In today’s world many evaluations are done with some element of collaboration, and the Guidance Document and Toolkit that make up the Resource Pack can be used to help define the key functions, structures, and questions to ask when determining how to govern evaluation. 

The Guidance Document helps tease out the various functions like communication, management, technical input, and logistics.  The Toolkit then walks you through the steps from deciding to work together on an evaluation, preparing for the evaluation, implementing the evaluation, to utilizing the outcomes.  It addresses sticky issues like readiness and buy-in, and provides advice at every stage from developing terms of reference to disseminating findings.

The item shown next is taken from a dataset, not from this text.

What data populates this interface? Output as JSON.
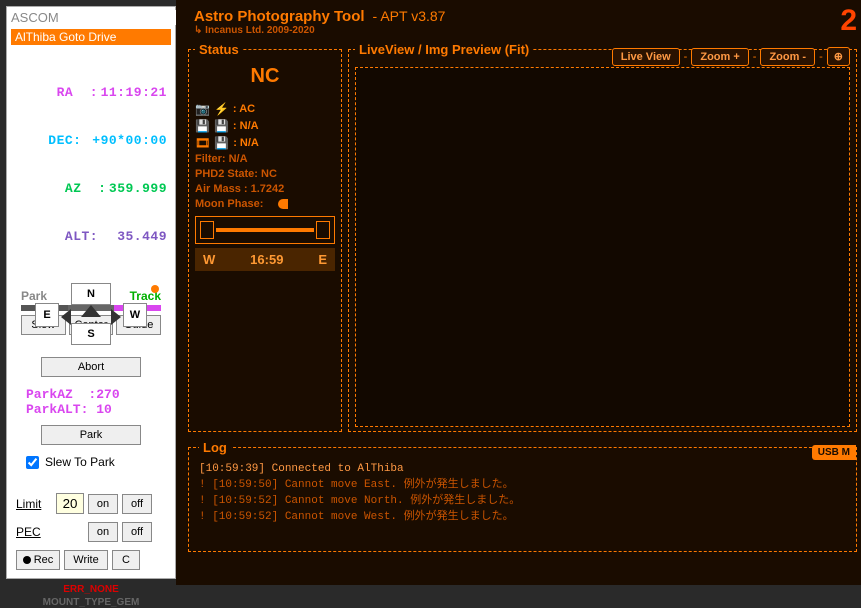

Do you need a steering committee, management group, reference group, stakeholder group, or advisory group?  The Toolkit lays out the considerations for making important decisions about the most appropriate governance structure for your situation.  Overall, the Resource Pack on Joint Evaluations is a great resource for any organization looking to support decision-makers and leaders in structuring their governance, and provides tools such as checklists, examples and good practices to evaluation practitioners.

Check out this amazing resource: Resource Pack on Joint Evaluations


 
 
As planners and evaluators we have an important and influential role in supporting decision-making,  but we are ultimately advisors. How can we exercise leadership in our role while respecting the role of final decision-makers?  I've found a few approaches that help:

1. Help identify decision-makers
2. Facilitate the development of terms of reference, scope of decisions or decision-making criteria
3. Ensure that organizational values are reflected in the plans and evaluation framework
4. Articulate evaluation findings and recommendations in a language and format that meets the needs of decision-makers
5. Time work to accommodate upcoming decisions and information needs

Good governance is important to everyone and we are responsible for contributing to a sound decision-making process.  We can take leadership in strengthening the decision-making process in an advisory role.
 
 
TedxMontrealWomen took place this weekend,  and I had the good fortune of attending with two brilliant women. We listened and reflected throughout the day on the presentations organized around the theme of daring greatly. It was both a personal and professional challenge to get to know ourselves better and bring more of our best selves into the work we do.

For those of us who work with complex issues and challenges that often seem intractable, the inspiring words from women in science,  technology,  business,  social development and art served as a moving reminder that we need to tap into our passion to be at our most powerful.

Skawennati is an artist and independent curator creating future images of thriving Aboriginal communities using digital media.  She works with youth to express their culture and personal journeys through video games and created an Aboriginally-determined territory in cyberspace called CyberPoWow.  Skawennati and the other speakers have found their purpose and are fully engaged with making the world a better place by giving expression to their powerful dynamism and unique talents.
 
We left the event recharged and ready to create stronger relationships and build an ever more mindful practice.